Midwifery system in the Netherlands

Midwifery structure in the Netherlands might differ from what you are used to in your home country.
In the Netherlands, maternity care is organised in a so called primary, secondary and tertiary care model. The primary care, for low-risk women, is formed by midwives. The secondary care consists of obstetricians and specialised ‘clinical’ midwives in general hospitals and the tertiary care comprises obstetricians in academic hospitals.


Healthy pregnancy & risk selection

Risk selection, a clear distribution of tasks and a close mutual co-operation between these different strata forms the strength of the Dutch system.
The principle idea is that a healthy woman with a healthy pregnancy (low-risk) is best taken care of by a midwife. This minimises her chances of receiving an unnecessary intervention of any kind, gives her a high standard of care.
The midwife guiding a woman through her pregnancy, birth and postnatal period is autonomous in her actions and decisions.
Emphasis is placed on natural processes, with intervention only occurring when a problem arises. In this case we will consult or refer you to an obstetrician.

We work closely together with all hospitals in and around Amsterdam.

Finances & insurance

We have several contracts with different health care insurers. Everyone who is registered living in the Netherlands will need to medically insure themselves for the minimum of standard care; midwifery care is included in this package. Children are covered free of charge until the age of eighteen.
If our care is only given for part of the pregnancy, due to, for example, a miscarriage, change of midwife or referral to secondary care, only that part of the pregnancy can be claimed under the health insurance. There are fixed prices for several durations of care. The price for natal care is always the same, no matter how long the birth takes, at home or in a hospital, or whether you stay under our care or if you are referred to an obstetrician during labour.

The following amounts are covered by insurance (2020):
Antenatal € 556,05
Natal € 608,65
Postnatal € 338,14
Total: € 1.502,84

Pregnancy checkups

Your roadmap to a healthy pregnancy

Nutrition & lifestyle

During pregnancy it is important to continue to eat a healthy balanced diet and have healthy lifestyle. Read more.

To do list

Read more about things to arrange per trimester.

Preparation courses
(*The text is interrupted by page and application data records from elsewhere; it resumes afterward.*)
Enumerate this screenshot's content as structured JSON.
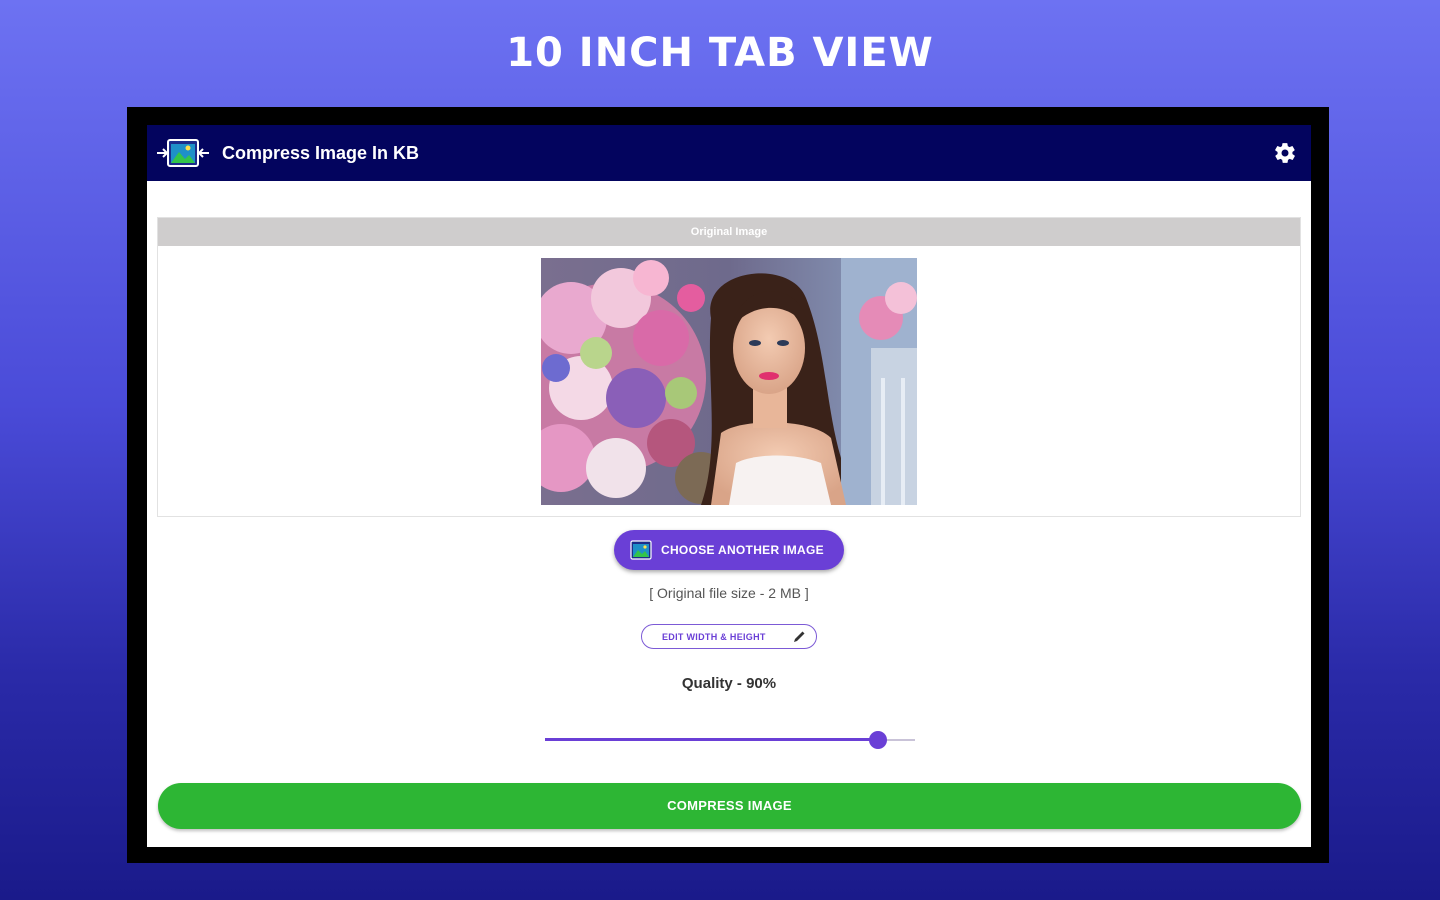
{
  "promo": {
    "title": "10 INCH TAB VIEW"
  },
  "app_bar": {
    "title": "Compress Image In KB",
    "logo_icon": "compress-image-logo-icon",
    "settings_icon": "gear-icon",
    "background_color": "#03045e"
  },
  "original_card": {
    "header": "Original Image",
    "image_description_icon": "photo"
  },
  "actions": {
    "choose_label": "CHOOSE ANOTHER IMAGE",
    "choose_icon": "image-icon",
    "file_size_text": "[ Original file size - 2 MB ]",
    "edit_label": "EDIT WIDTH & HEIGHT",
    "edit_icon": "pencil-icon"
  },
  "quality": {
    "label": "Quality - 90%",
    "value": 0.9
  },
  "compress": {
    "label": "COMPRESS IMAGE",
    "color": "#2db634"
  },
  "colors": {
    "accent": "#6a3fd6",
    "header_gray": "#cfcdcd"
  }
}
At Verloskundigen 101 we organise information sessions on various subjects (for the time being via Zoom). We consider providing information to be important and we also enjoy to educate you! Read more
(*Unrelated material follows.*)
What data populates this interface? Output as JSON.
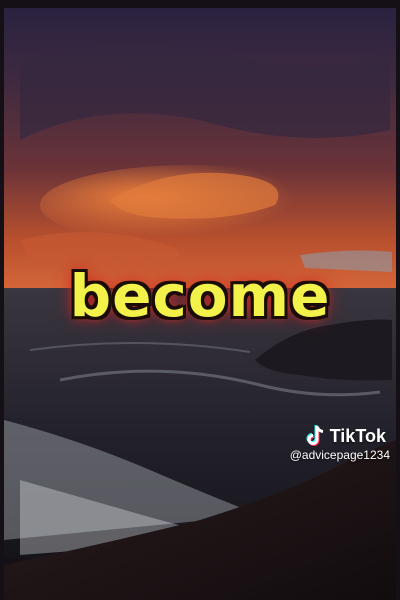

This is the postnatal care provided by a maternity assistent (kraamverzorgster) at home in the 8 days following your delivery.  There are a lot of kraamzorg offices to sign up with. Read more.

Pregnancy complaints
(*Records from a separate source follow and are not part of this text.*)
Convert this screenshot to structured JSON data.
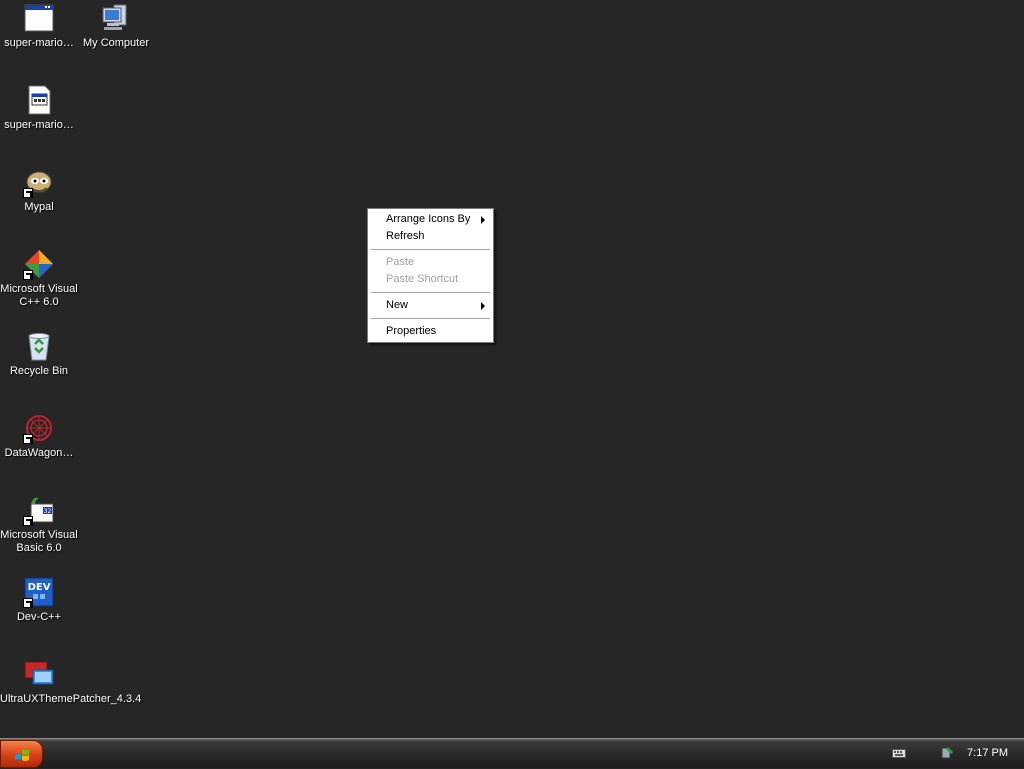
{
  "desktop": {
    "background": "#262626",
    "icons": [
      {
        "label": "super-mario…",
        "icon": "window-app-icon"
      },
      {
        "label": "My Computer",
        "icon": "my-computer-icon"
      },
      {
        "label": "super-mario…",
        "icon": "exe-file-icon"
      },
      {
        "label": "Mypal",
        "icon": "mypal-icon"
      },
      {
        "label": "Microsoft Visual C++ 6.0",
        "icon": "visual-cpp-icon"
      },
      {
        "label": "Recycle Bin",
        "icon": "recycle-bin-icon"
      },
      {
        "label": "DataWagon…",
        "icon": "datawagon-icon"
      },
      {
        "label": "Microsoft Visual Basic 6.0",
        "icon": "visual-basic-icon"
      },
      {
        "label": "Dev-C++",
        "icon": "dev-cpp-icon"
      },
      {
        "label": "UltraUXThemePatcher_4.3.4",
        "icon": "ultrauxthemepatcher-icon"
      }
    ]
  },
  "context_menu": {
    "arrange_icons_by": "Arrange Icons By",
    "refresh": "Refresh",
    "paste": "Paste",
    "paste_shortcut": "Paste Shortcut",
    "new": "New",
    "properties": "Properties"
  },
  "taskbar": {
    "start_color": "#d9431a",
    "clock": "7:17 PM"
  },
  "icons_text": {
    "dev": "DEV",
    "vb_badge": "32"
  }
}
Tips & tricks for most common pregnancy ailments.

Pregnant & work

When do you need to tell you’re pregnant at work? Are you allowed to visit the midwife during working hours? And should you take precautions at work while you are pregnant? As a pregnant you will have to deal with rights and obligations at work. Read more.


Sometimes a pregnancy ends in a different way than you had hoped or expected. Twenty percent of all pregnant women experience bleeding in the first 16 weeks of pregnancy. Read more about the signs of an miscarriage.


Folders & links

Find all folders & links here, nicely sorted per trimester.